Interpreting the world music of Amadou & Mariam

John J. Thompson

It is generally accepted that rock and roll was born in America but with decidedly and rapturously African DNA.

Many of the most credible and influential Western artists of the last several decades have looked for melodic, rhythmic and even lyrical inspiration from the Global South. The Rolling Stones, U2 and Eric Clapton have dabbled, but for millions of people it was Paul Simon’s commercially and critically successful 1986 album Graceland that first introduced them to the concept of world music, the vaguely ethnic genre that likes to incorporate musical elements from around the world – or at least from Africa and South America.

We can thank the world-music community, the explorative instincts of the modern indie rock scene and the growing cultural influence of globalism for musical gems like Folila, the latest project from Amadou & Mariam. This charming blind couple has been recording in their native Mali and in France since the mid-80s. Their story deserves a film. Guitarist Amadou Bagayoko and singer Mariam Doumbia met as children at the Institute for Young Blind People in Bamako, the capitol of Mali. The two sightless artists found love and harmony as they began to explore the music of America and Europe through their West African palettes.

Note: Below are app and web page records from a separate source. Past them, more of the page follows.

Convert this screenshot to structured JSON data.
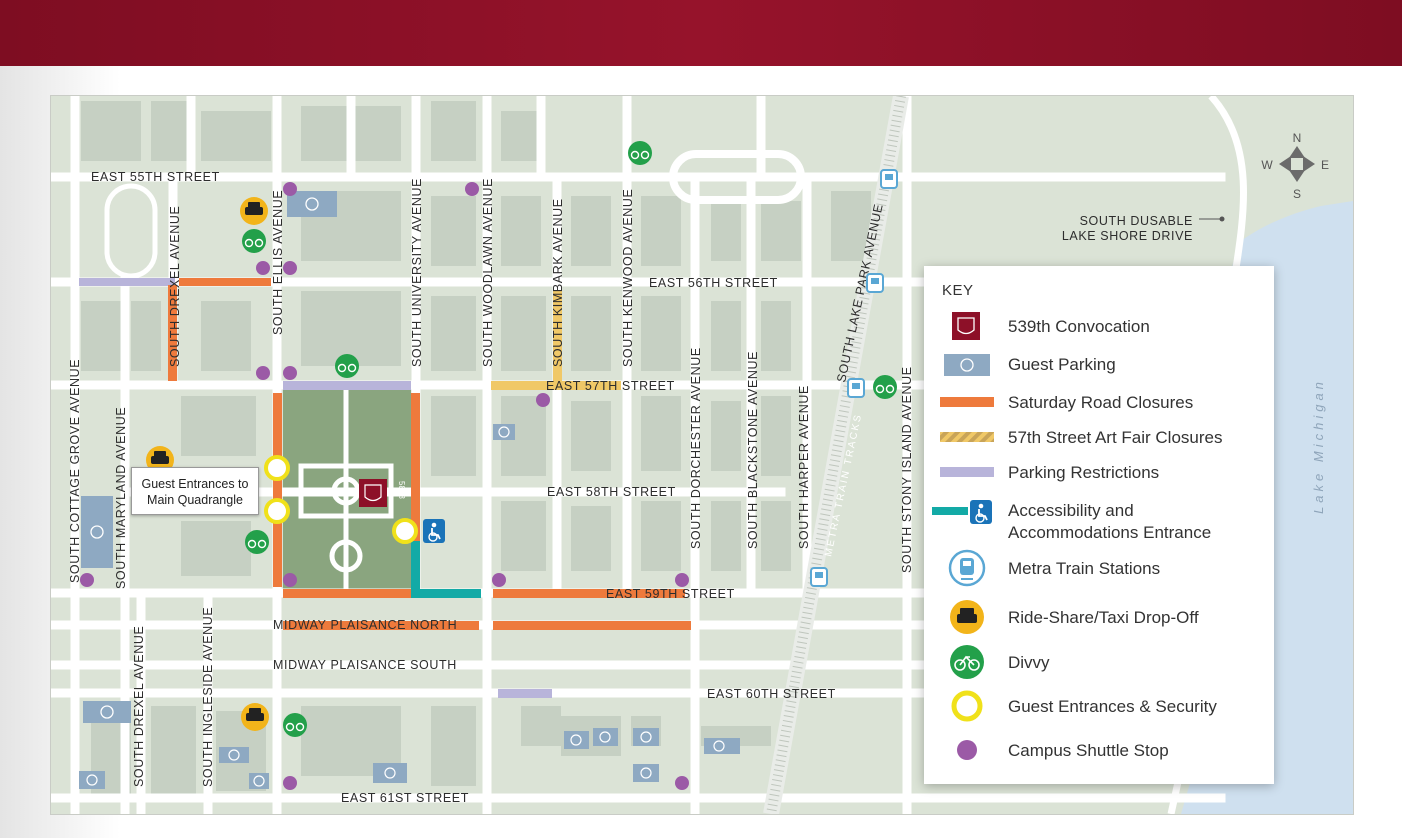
{
  "colors": {
    "header": "#8d1028",
    "road_closure": "#ee7a3c",
    "art_fair": "#f0c867",
    "parking_restriction": "#b8b4da",
    "accessibility": "#13aaa6",
    "shuttle": "#9b5aa6",
    "divvy": "#23a04a",
    "taxi": "#f2b41a",
    "parking": "#8ea9c2",
    "metra": "#5aa7d4",
    "convocation": "#8d1028"
  },
  "streets": {
    "e55": "EAST 55TH STREET",
    "e56": "EAST 56TH STREET",
    "e57": "EAST 57TH STREET",
    "e58": "EAST 58TH STREET",
    "e59": "EAST 59TH STREET",
    "e60": "EAST 60TH STREET",
    "e61": "EAST 61ST STREET",
    "mid_n": "MIDWAY PLAISANCE NORTH",
    "mid_s": "MIDWAY PLAISANCE SOUTH",
    "cottage": "SOUTH  COTTAGE GROVE AVENUE",
    "maryland": "SOUTH MARYLAND AVENUE",
    "drexel_n": "SOUTH DREXEL AVENUE",
    "drexel_s": "SOUTH DREXEL AVENUE",
    "ingleside": "SOUTH INGLESIDE AVENUE",
    "ellis": "SOUTH ELLIS AVENUE",
    "university": "SOUTH UNIVERSITY AVENUE",
    "woodlawn": "SOUTH WOODLAWN AVENUE",
    "kimbark": "SOUTH KIMBARK AVENUE",
    "kenwood": "SOUTH KENWOOD AVENUE",
    "dorchester": "SOUTH DORCHESTER AVENUE",
    "blackstone": "SOUTH BLACKSTONE AVENUE",
    "harper": "SOUTH HARPER AVENUE",
    "lake_park": "SOUTH LAKE PARK AVENUE",
    "stony_island": "SOUTH STONY ISLAND AVENUE",
    "metra_tracks": "METRA TRAIN TRACKS",
    "dusable_1": "SOUTH DUSABLE",
    "dusable_2": "LAKE SHORE DRIVE",
    "lake": "Lake Michigan",
    "building_5848": "5848"
  },
  "compass": {
    "n": "N",
    "s": "S",
    "e": "E",
    "w": "W"
  },
  "callout": {
    "line1": "Guest Entrances to",
    "line2": "Main Quadrangle"
  },
  "key": {
    "title": "KEY",
    "items": [
      {
        "label": "539th Convocation",
        "icon": "convocation-seal-icon"
      },
      {
        "label": "Guest Parking",
        "icon": "parking-icon"
      },
      {
        "label": "Saturday Road Closures",
        "icon": "road-closure-swatch"
      },
      {
        "label": "57th Street Art Fair Closures",
        "icon": "art-fair-swatch"
      },
      {
        "label": "Parking Restrictions",
        "icon": "parking-restriction-swatch"
      },
      {
        "label_1": "Accessibility and",
        "label_2": "Accommodations Entrance",
        "icon": "wheelchair-icon"
      },
      {
        "label": "Metra Train Stations",
        "icon": "train-icon"
      },
      {
        "label": "Ride-Share/Taxi Drop-Off",
        "icon": "taxi-icon"
      },
      {
        "label": "Divvy",
        "icon": "bicycle-icon"
      },
      {
        "label": "Guest Entrances & Security",
        "icon": "entrance-ring-icon"
      },
      {
        "label": "Campus Shuttle Stop",
        "icon": "shuttle-dot-icon"
      }
    ]
  }
}
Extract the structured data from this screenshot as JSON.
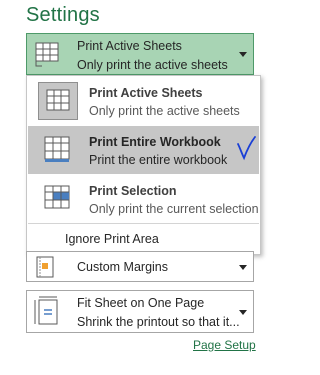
{
  "settings": {
    "title": "Settings"
  },
  "print_what": {
    "selected_label": "Print Active Sheets",
    "selected_desc": "Only print the active sheets",
    "options": [
      {
        "label": "Print Active Sheets",
        "desc": "Only print the active sheets",
        "icon": "active-sheets-icon"
      },
      {
        "label": "Print Entire Workbook",
        "desc": "Print the entire workbook",
        "icon": "entire-workbook-icon",
        "highlighted": true
      },
      {
        "label": "Print Selection",
        "desc": "Only print the current selection",
        "icon": "selection-icon"
      }
    ],
    "ignore_print_area": "Ignore Print Area"
  },
  "margins": {
    "label": "Custom Margins"
  },
  "scaling": {
    "label": "Fit Sheet on One Page",
    "desc": "Shrink the printout so that it..."
  },
  "links": {
    "page_setup": "Page Setup"
  },
  "colors": {
    "accent": "#217346",
    "selected_combo": "#a8d4b4",
    "highlight_row": "#c6c6c6",
    "checkmark": "#1a3fd6"
  }
}
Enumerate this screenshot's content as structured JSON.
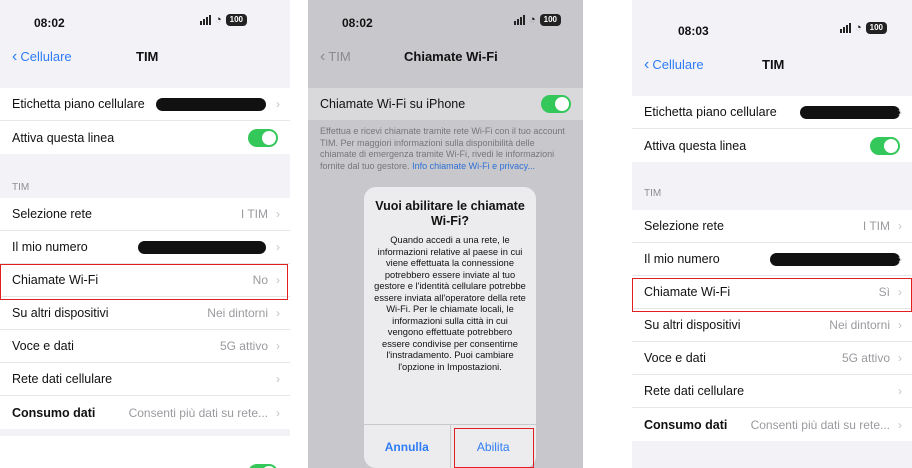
{
  "screen1": {
    "time": "08:02",
    "battery": "100",
    "back_label": "Cellulare",
    "title": "TIM",
    "rows_top": [
      {
        "label": "Etichetta piano cellulare"
      },
      {
        "label": "Attiva questa linea"
      }
    ],
    "section_header": "TIM",
    "rows": [
      {
        "label": "Selezione rete",
        "value": "I TIM"
      },
      {
        "label": "Il mio numero",
        "value": ""
      },
      {
        "label": "Chiamate Wi-Fi",
        "value": "No"
      },
      {
        "label": "Su altri dispositivi",
        "value": "Nei dintorni"
      },
      {
        "label": "Voce e dati",
        "value": "5G attivo"
      },
      {
        "label": "Rete dati cellulare",
        "value": ""
      },
      {
        "label": "Consumo dati",
        "value": "Consenti più dati su rete..."
      }
    ]
  },
  "screen2": {
    "time": "08:02",
    "battery": "100",
    "back_label": "TIM",
    "title": "Chiamate Wi-Fi",
    "wifi_row_label": "Chiamate Wi-Fi su iPhone",
    "description": "Effettua e ricevi chiamate tramite rete Wi-Fi con il tuo account TIM. Per maggiori informazioni sulla disponibilità delle chiamate di emergenza tramite Wi-Fi, rivedi le informazioni fornite dal tuo gestore.",
    "description_link": "Info chiamate Wi-Fi e privacy...",
    "dialog": {
      "title": "Vuoi abilitare le chiamate Wi-Fi?",
      "message": "Quando accedi a una rete, le informazioni relative al paese in cui viene effettuata la connessione potrebbero essere inviate al tuo gestore e l'identità cellulare potrebbe essere inviata all'operatore della rete Wi-Fi. Per le chiamate locali, le informazioni sulla città in cui vengono effettuate potrebbero essere condivise per consentirne l'instradamento. Puoi cambiare l'opzione in Impostazioni.",
      "cancel_label": "Annulla",
      "confirm_label": "Abilita"
    }
  },
  "screen3": {
    "time": "08:03",
    "battery": "100",
    "back_label": "Cellulare",
    "title": "TIM",
    "rows_top": [
      {
        "label": "Etichetta piano cellulare"
      },
      {
        "label": "Attiva questa linea"
      }
    ],
    "section_header": "TIM",
    "rows": [
      {
        "label": "Selezione rete",
        "value": "I TIM"
      },
      {
        "label": "Il mio numero",
        "value": ""
      },
      {
        "label": "Chiamate Wi-Fi",
        "value": "Sì"
      },
      {
        "label": "Su altri dispositivi",
        "value": "Nei dintorni"
      },
      {
        "label": "Voce e dati",
        "value": "5G attivo"
      },
      {
        "label": "Rete dati cellulare",
        "value": ""
      },
      {
        "label": "Consumo dati",
        "value": "Consenti più dati su rete..."
      }
    ]
  },
  "colors": {
    "accent": "#2f7cf6",
    "toggle_on": "#34c759",
    "highlight": "#e02020"
  }
}
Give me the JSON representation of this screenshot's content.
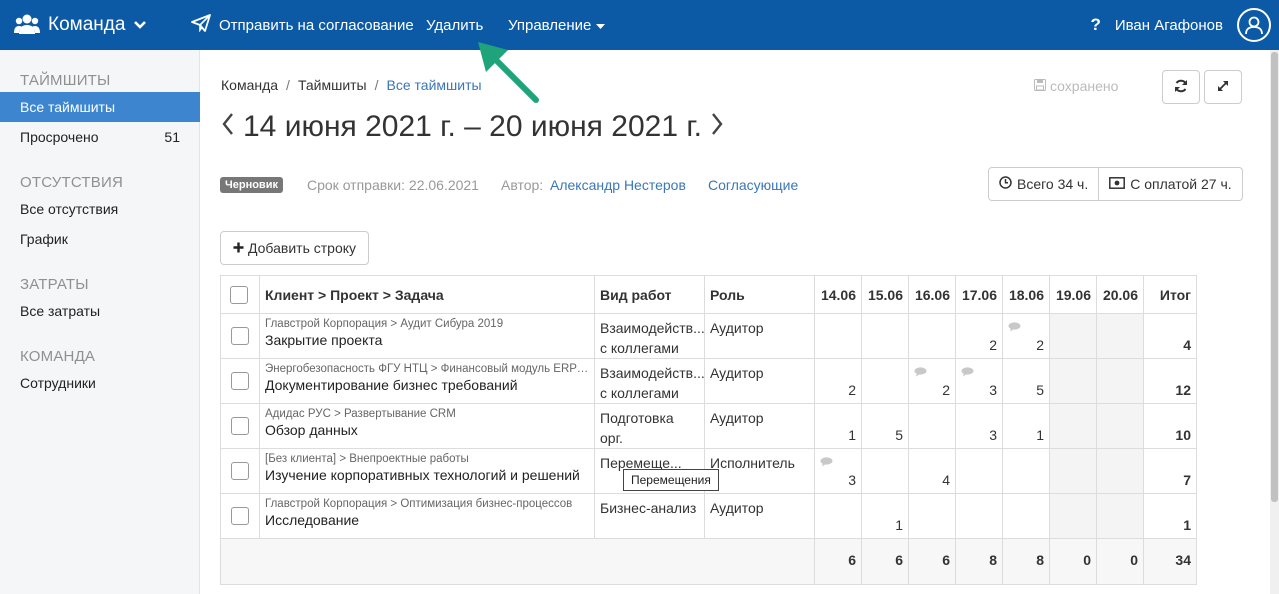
{
  "topbar": {
    "brand": "Команда",
    "nav": [
      "Отправить на согласование",
      "Удалить",
      "Управление"
    ],
    "help": "?",
    "user": "Иван Агафонов"
  },
  "sidebar": {
    "sections": [
      {
        "title": "ТАЙМШИТЫ",
        "items": [
          {
            "label": "Все таймшиты",
            "active": true
          },
          {
            "label": "Просрочено",
            "count": "51"
          }
        ]
      },
      {
        "title": "ОТСУТСТВИЯ",
        "items": [
          {
            "label": "Все отсутствия"
          },
          {
            "label": "График"
          }
        ]
      },
      {
        "title": "ЗАТРАТЫ",
        "items": [
          {
            "label": "Все затраты"
          }
        ]
      },
      {
        "title": "КОМАНДА",
        "items": [
          {
            "label": "Сотрудники"
          }
        ]
      }
    ]
  },
  "breadcrumb": [
    "Команда",
    "Таймшиты",
    "Все таймшиты"
  ],
  "saved_label": "сохранено",
  "period_title": "14 июня 2021 г. – 20 июня 2021 г.",
  "status_badge": "Черновик",
  "deadline": "Срок отправки: 22.06.2021",
  "author_label": "Автор:",
  "author_name": "Александр Нестеров",
  "approvers_link": "Согласующие",
  "totals": {
    "all": "Всего 34 ч.",
    "billable": "С оплатой 27 ч."
  },
  "add_row_label": "Добавить строку",
  "table": {
    "headers": {
      "task": "Клиент > Проект > Задача",
      "work_type": "Вид работ",
      "role": "Роль",
      "days": [
        "14.06",
        "15.06",
        "16.06",
        "17.06",
        "18.06",
        "19.06",
        "20.06"
      ],
      "total": "Итог"
    },
    "rows": [
      {
        "path": "Главстрой Корпорация > Аудит Сибура 2019",
        "task": "Закрытие проекта",
        "work_type": "Взаимодейств... с коллегами",
        "work_type_1": "Взаимодейств...",
        "work_type_2": "с коллегами",
        "role": "Аудитор",
        "days": [
          "",
          "",
          "",
          "2",
          "2",
          "",
          ""
        ],
        "total": "4"
      },
      {
        "path": "Энергобезопасность ФГУ НТЦ > Финансовый модуль ERP -...",
        "task": "Документирование бизнес требований",
        "work_type_1": "Взаимодейств...",
        "work_type_2": "с коллегами",
        "role": "Аудитор",
        "days": [
          "2",
          "",
          "2",
          "3",
          "5",
          "",
          ""
        ],
        "total": "12"
      },
      {
        "path": "Адидас РУС > Развертывание CRM",
        "task": "Обзор данных",
        "work_type_1": "Подготовка",
        "work_type_2": "орг.",
        "role": "Аудитор",
        "days": [
          "1",
          "5",
          "",
          "3",
          "1",
          "",
          ""
        ],
        "total": "10"
      },
      {
        "path": "[Без клиента] > Внепроектные работы",
        "task": "Изучение корпоративных технологий и решений",
        "work_type_1": "Перемеще...",
        "work_type_2": "",
        "role": "Исполнитель",
        "days": [
          "3",
          "",
          "4",
          "",
          "",
          "",
          ""
        ],
        "total": "7"
      },
      {
        "path": "Главстрой Корпорация > Оптимизация бизнес-процессов",
        "task": "Исследование",
        "work_type_1": "Бизнес-анализ",
        "work_type_2": "",
        "role": "Аудитор",
        "days": [
          "",
          "1",
          "",
          "",
          "",
          "",
          ""
        ],
        "total": "1"
      }
    ],
    "footer": {
      "days": [
        "6",
        "6",
        "6",
        "8",
        "8",
        "0",
        "0"
      ],
      "total": "34"
    }
  },
  "tooltip": "Перемещения",
  "colors": {
    "topbar": "#0c5aa6",
    "active_item": "#3d86cf",
    "link": "#3a77b7",
    "arrow": "#1fa37a"
  }
}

Some 30 years later they landed a deal with Nonesuch Records and partnered with celebrated French world music producer Manu Chao, who helped them hone their craft into a seamless blend of African tonal motifs and American blues elements. They found their way into the awareness of - and onto the stages of - major artists like U2, Blur and Coldplay and became near instant sensations at hipster gatherings like the Coachella and Lollapalooza festivals. In the world-music scene Amadou & Mariam are a big deal indeed.

Their music joyfully jumps between languages and time signatures and back again.

Folila, which is translated as “music,” is definitely the duo’s most Western-accessible project to date. The underlying grooves are irresistible as they anchor African melodies and lyrics in a variety of languages. The instruments sound rich and warm and the spacing is generous. Horns, various guitars, complex rhythms that never leave the pocket and gurgling keyboard or organ sounds provide an analog sonic tapestry for the voices to weave into. The credits detail the contribution of what seems to be over 100 different musicians in New York, Mali and Paris, where this project was concocted. While the contributions of these artists are certainly interesting, it is clear from the beginning that the duo doesn’t really need them at all. Their music joyfully jumps between languages and time signatures and back again.

Although several songs include intermittent English lines or translations, most of them are wonderfully foreign-soundingt and clearly designed to make people feel really, really good. Never very vocal about their personal religious convictions, recent interviews indicate that the couple are Sufi Muslims, with a connection to a particular strain of mysticism known as the Tidjani brotherhood. But any kind of specific religious imagery is rare at best. The first track, “Dougou Badia” (featuring Santigold), states the couple’s goals pretty clearly: “To our audience we say, we have come to liven up the town.”

While other songs touch on the devastation of poverty, the fatigue Africans feel over the political corruption they have endured for so long and challenges faced by members of any family or community, the tone is always encouraging and optimistic. Many of the duo’s songs feel just this side of Gospel, authentically revealing the African influence in that genre. That most of the lyrics are in a foreign language may dissuade audiences who prefer spiritual influences to be clearly labeled, but even without the benefit of translations, it’s clear that Amadou and Mariam are here to bring beauty into the world, to speak creativity into chaos and to bring a positive and constructive diversion to their fans.

Christian artists attempting to impact their own larger culture might take a cue here. A long-term commitment to social issues and a decades-long commitment to their craft allow Amadou and Mariam to speak into the lives of millions of listeners who likely don’t share their particular faith.

What Do You Think?

  • Have you heard Amadou and Mariam?
  • What can English-language Christians appreciate about world music?
  • When artists are singing in a different language, what is our responsibility to translate lyrics and pinpoint beliefs?


Topics: Music, Culture At Large, Arts & Leisure, News & Politics, World